AIM OF THE EXERCISE: Copy out all the entries shown below, exactly as they appear.

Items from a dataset

[Start of Attachment]

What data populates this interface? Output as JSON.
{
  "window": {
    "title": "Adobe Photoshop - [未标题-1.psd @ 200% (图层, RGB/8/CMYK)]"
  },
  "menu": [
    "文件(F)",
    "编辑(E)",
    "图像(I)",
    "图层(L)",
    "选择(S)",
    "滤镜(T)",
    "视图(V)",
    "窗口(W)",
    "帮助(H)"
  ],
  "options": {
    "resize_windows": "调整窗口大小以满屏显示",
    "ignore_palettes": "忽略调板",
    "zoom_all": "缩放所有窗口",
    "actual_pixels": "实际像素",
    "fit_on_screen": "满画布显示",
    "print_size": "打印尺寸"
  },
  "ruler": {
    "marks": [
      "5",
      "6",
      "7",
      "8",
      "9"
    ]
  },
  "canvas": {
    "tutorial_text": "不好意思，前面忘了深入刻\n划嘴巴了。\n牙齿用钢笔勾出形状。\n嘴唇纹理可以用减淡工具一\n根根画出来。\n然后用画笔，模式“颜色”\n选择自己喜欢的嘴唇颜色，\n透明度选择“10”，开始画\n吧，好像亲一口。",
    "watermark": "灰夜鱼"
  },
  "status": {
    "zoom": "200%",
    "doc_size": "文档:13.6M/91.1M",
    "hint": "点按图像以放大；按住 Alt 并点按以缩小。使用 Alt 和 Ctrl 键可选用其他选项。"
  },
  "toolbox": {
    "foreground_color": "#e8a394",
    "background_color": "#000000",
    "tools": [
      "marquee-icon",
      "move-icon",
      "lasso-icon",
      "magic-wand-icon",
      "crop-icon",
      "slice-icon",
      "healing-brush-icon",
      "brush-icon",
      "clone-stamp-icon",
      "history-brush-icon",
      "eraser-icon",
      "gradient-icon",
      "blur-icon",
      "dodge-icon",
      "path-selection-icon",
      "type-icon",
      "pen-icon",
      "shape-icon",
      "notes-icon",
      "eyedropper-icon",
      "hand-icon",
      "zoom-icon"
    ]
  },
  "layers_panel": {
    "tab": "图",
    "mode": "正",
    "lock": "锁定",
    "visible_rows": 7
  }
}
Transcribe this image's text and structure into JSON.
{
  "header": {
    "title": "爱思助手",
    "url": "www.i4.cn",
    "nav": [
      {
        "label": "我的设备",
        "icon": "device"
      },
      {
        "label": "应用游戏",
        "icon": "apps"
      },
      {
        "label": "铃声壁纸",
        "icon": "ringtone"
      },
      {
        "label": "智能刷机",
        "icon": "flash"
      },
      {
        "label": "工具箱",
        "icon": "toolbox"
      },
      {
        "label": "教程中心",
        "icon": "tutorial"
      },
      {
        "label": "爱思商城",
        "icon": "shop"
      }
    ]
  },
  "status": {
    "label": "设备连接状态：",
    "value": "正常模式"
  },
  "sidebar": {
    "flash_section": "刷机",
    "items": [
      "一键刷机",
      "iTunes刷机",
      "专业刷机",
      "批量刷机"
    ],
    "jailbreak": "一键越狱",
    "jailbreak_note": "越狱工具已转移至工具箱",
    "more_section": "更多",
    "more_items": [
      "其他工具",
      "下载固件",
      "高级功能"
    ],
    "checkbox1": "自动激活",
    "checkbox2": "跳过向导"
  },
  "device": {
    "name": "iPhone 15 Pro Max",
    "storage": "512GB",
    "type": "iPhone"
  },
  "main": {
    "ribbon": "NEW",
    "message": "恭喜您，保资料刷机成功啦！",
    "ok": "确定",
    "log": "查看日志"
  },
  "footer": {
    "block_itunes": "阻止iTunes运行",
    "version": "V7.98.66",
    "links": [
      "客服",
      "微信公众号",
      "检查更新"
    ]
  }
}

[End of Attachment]

RESPONSE TO THE TASK:
What data populates this interface? Output as JSON.
{
  "window": {
    "title": "Adobe Photoshop - [未标题-1.psd @ 200% (图层, RGB/8/CMYK)]"
  },
  "menu": [
    "文件(F)",
    "编辑(E)",
    "图像(I)",
    "图层(L)",
    "选择(S)",
    "滤镜(T)",
    "视图(V)",
    "窗口(W)",
    "帮助(H)"
  ],
  "options": {
    "resize_windows": "调整窗口大小以满屏显示",
    "ignore_palettes": "忽略调板",
    "zoom_all": "缩放所有窗口",
    "actual_pixels": "实际像素",
    "fit_on_screen": "满画布显示",
    "print_size": "打印尺寸"
  },
  "ruler": {
    "marks": [
      "5",
      "6",
      "7",
      "8",
      "9"
    ]
  },
  "canvas": {
    "tutorial_text": "不好意思，前面忘了深入刻\n划嘴巴了。\n牙齿用钢笔勾出形状。\n嘴唇纹理可以用减淡工具一\n根根画出来。\n然后用画笔，模式“颜色”\n选择自己喜欢的嘴唇颜色，\n透明度选择“10”，开始画\n吧，好像亲一口。",
    "watermark": "灰夜鱼"
  },
  "status": {
    "zoom": "200%",
    "doc_size": "文档:13.6M/91.1M",
    "hint": "点按图像以放大；按住 Alt 并点按以缩小。使用 Alt 和 Ctrl 键可选用其他选项。"
  },
  "toolbox": {
    "foreground_color": "#e8a394",
    "background_color": "#000000",
    "tools": [
      "marquee-icon",
      "move-icon",
      "lasso-icon",
      "magic-wand-icon",
      "crop-icon",
      "slice-icon",
      "healing-brush-icon",
      "brush-icon",
      "clone-stamp-icon",
      "history-brush-icon",
      "eraser-icon",
      "gradient-icon",
      "blur-icon",
      "dodge-icon",
      "path-selection-icon",
      "type-icon",
      "pen-icon",
      "shape-icon",
      "notes-icon",
      "eyedropper-icon",
      "hand-icon",
      "zoom-icon"
    ]
  },
  "layers_panel": {
    "tab": "图",
    "mode": "正",
    "lock": "锁定",
    "visible_rows": 7
  }
}
Transcribe this image's text and structure into JSON.
{
  "header": {
    "title": "爱思助手",
    "url": "www.i4.cn",
    "nav": [
      {
        "label": "我的设备",
        "icon": "device"
      },
      {
        "label": "应用游戏",
        "icon": "apps"
      },
      {
        "label": "铃声壁纸",
        "icon": "ringtone"
      },
      {
        "label": "智能刷机",
        "icon": "flash"
      },
      {
        "label": "工具箱",
        "icon": "toolbox"
      },
      {
        "label": "教程中心",
        "icon": "tutorial"
      },
      {
        "label": "爱思商城",
        "icon": "shop"
      }
    ]
  },
  "status": {
    "label": "设备连接状态：",
    "value": "正常模式"
  },
  "sidebar": {
    "flash_section": "刷机",
    "items": [
      "一键刷机",
      "iTunes刷机",
      "专业刷机",
      "批量刷机"
    ],
    "jailbreak": "一键越狱",
    "jailbreak_note": "越狱工具已转移至工具箱",
    "more_section": "更多",
    "more_items": [
      "其他工具",
      "下载固件",
      "高级功能"
    ],
    "checkbox1": "自动激活",
    "checkbox2": "跳过向导"
  },
  "device": {
    "name": "iPhone 15 Pro Max",
    "storage": "512GB",
    "type": "iPhone"
  },
  "main": {
    "ribbon": "NEW",
    "message": "恭喜您，保资料刷机成功啦！",
    "ok": "确定",
    "log": "查看日志"
  },
  "footer": {
    "block_itunes": "阻止iTunes运行",
    "version": "V7.98.66",
    "links": [
      "客服",
      "微信公众号",
      "检查更新"
    ]
  }
}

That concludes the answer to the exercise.